**EXERCISE MATERIALS:**

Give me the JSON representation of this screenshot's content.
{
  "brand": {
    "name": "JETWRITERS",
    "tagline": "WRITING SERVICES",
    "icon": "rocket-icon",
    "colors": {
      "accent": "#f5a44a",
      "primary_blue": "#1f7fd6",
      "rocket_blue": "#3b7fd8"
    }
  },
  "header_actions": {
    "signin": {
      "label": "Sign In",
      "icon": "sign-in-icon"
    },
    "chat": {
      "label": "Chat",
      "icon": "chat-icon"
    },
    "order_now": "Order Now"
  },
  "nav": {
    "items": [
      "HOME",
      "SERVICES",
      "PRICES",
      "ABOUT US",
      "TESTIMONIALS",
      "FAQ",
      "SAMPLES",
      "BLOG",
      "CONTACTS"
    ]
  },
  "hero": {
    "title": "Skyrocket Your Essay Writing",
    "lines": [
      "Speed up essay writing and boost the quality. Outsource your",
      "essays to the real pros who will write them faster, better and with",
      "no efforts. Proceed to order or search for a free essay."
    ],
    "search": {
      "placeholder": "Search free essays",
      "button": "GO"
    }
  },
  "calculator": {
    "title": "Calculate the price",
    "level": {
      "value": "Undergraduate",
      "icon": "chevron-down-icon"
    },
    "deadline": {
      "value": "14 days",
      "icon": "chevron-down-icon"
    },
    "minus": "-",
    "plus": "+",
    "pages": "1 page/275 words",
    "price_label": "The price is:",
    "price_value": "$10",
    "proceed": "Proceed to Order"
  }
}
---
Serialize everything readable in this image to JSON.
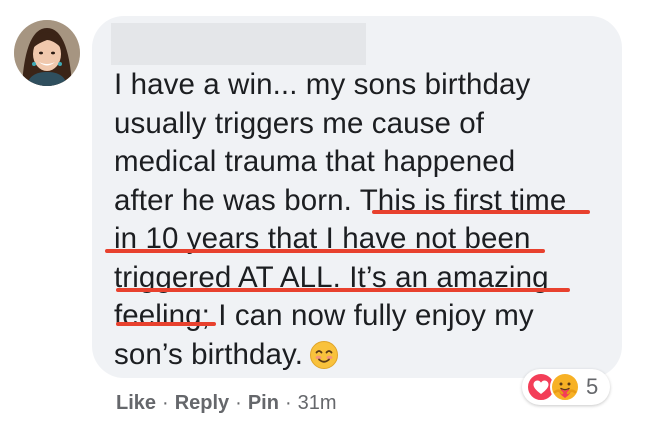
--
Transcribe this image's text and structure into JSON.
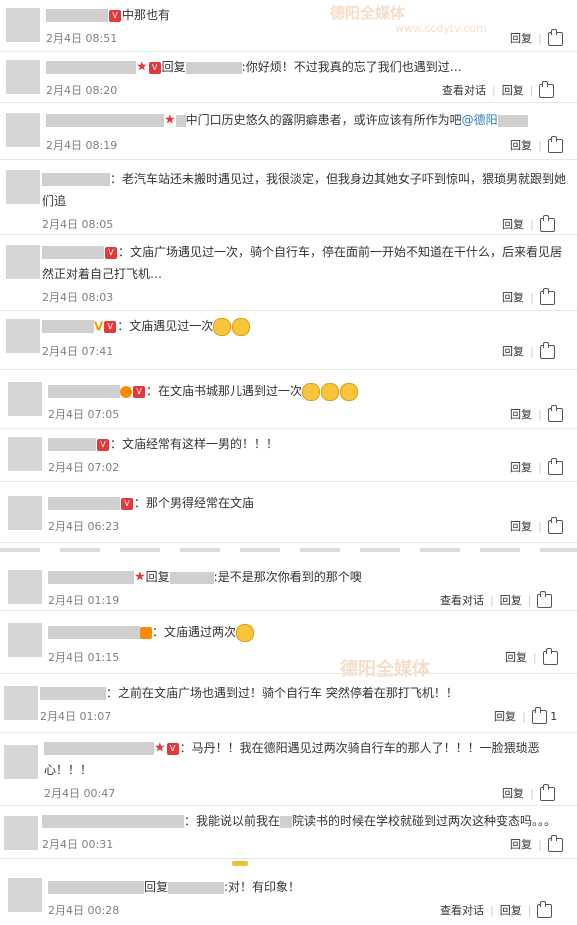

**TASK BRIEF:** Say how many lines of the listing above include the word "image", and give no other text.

**ANSWER SPACE:** 2